Building Better Salads- Part 2

Salad Dressings.

Salad Dressing IllustrationIs it just me or does everyone have at least 6 almost-empty bottles of salad dressing in their fridge? I’m sure this is a trait I picked up from my mother and it drives my husband insane. If you’re like most people, a salad just isn’t complete until it has the perfect dressing to tie all those nutritious ingredients together. While there appears to be hundreds of varieties of dressings available at the grocery store, choosing the right salad dressing not only creates the perfect salad ,but it can be beneficial to your health. Too often, our healthy salad creations are sabotaged by choosing the wrong salad dressing. Here are a few simple tips to help guide your next salad shopping adventure.

Don’t always go with the fat-free variety. There are several reasons why fat-free salad dressings are not the best selection. First of all, they don’t taste good…at all.
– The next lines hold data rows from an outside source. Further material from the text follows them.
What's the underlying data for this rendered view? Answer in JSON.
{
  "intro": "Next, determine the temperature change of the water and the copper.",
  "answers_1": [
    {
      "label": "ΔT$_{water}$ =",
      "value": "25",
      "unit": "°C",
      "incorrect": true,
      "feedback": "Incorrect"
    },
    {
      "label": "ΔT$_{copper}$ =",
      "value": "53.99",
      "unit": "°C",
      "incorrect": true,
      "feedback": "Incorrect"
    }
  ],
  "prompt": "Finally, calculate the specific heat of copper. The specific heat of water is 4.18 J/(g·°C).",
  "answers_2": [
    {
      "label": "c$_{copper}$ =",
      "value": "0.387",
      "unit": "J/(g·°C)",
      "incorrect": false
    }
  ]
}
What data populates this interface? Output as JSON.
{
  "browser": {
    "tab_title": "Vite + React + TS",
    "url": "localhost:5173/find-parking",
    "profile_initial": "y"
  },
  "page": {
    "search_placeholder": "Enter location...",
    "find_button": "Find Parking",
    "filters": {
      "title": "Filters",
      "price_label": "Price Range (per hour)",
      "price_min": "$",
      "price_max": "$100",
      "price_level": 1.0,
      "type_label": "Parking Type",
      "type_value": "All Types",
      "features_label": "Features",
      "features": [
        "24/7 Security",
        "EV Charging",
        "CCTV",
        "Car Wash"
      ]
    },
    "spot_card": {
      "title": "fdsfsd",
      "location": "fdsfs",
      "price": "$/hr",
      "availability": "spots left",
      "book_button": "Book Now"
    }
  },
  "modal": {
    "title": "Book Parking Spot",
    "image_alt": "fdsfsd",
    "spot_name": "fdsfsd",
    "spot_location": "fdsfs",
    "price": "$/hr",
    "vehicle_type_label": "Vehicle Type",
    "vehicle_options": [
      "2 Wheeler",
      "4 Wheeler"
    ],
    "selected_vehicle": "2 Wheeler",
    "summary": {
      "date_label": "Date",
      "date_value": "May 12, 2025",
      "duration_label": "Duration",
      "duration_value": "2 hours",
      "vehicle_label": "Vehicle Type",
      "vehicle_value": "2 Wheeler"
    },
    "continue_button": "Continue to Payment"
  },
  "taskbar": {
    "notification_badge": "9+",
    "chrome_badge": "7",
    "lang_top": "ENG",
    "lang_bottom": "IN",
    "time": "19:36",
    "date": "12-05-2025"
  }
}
I know this because during my early college years, I had convinced myself everything I ate had to be fat-free. Fat, along with sugar and sodium help flavor the foods found on the shelves at the grocery store. If you remove one of those elements, you’re going to have to add more of the other two in order to make up for lost flavor. We also need a healthy source of fat in order to absorb the fat-soluble vitamins that are found in the colorful vegetables that make up our salads.

Do monitor portion sizes. A serving of salad dressing is 2 Tbsp which is about the size of a golf ball. If you don’t’ trust yourself in only pouring 2 Tbsp on your salad, serve your salad dressing on the side and dip the tip of your fork into the dressing before each bite. This is a great technique to help control your portion size of salad dressing and it can also help slow down your speed of eating.

Don’t dress your salad too early. You only need to make this mistake once before learning this lesson. It was one of the first holidays I was spending with my boyfriend/now husband’s family. I decided to prepare a delicious spinach salad with a homemade salad dressing for everyone. Unfortunately, I put the salad dressing on the salad an hour before it was served and left everyone with a soggy, sad representation of my culinary skills.

Do try to choose a vinaigrette dressing more often.

  • Vinaigrettes spread easier than other dressings. This can help you keep your portion size of salad dressing under control.
  • The consumption of vinegar before a meal may have beneficial effects on postprandial blood sugar spikes which can be beneficial for individuals with diabetes. http://care.diabetesjournals.org/content/27/1/281.long
  • Try making your own vinaigrettes at home by using heart-healthy olive oil as your base. A simple balsamic vinaigrette only needs:
    • ¼ cup balsamic vinegar
    • 2 tsp dark brown sugar (optional)
    • 1 tbsp chopped garlic
    • ½ tsp salt
    • ½ tsp ground pepper
    • ¾ cup olive oil
  • Do be adventurous. I was always scared of choosing vinaigrette in the past simply because of the word “vinegar”. By trying new foods, I have discovered that some of my favorite dressings are different blends of vinaigrette’s like citrus-lime or roasted red pepper. salad-dressing-aisle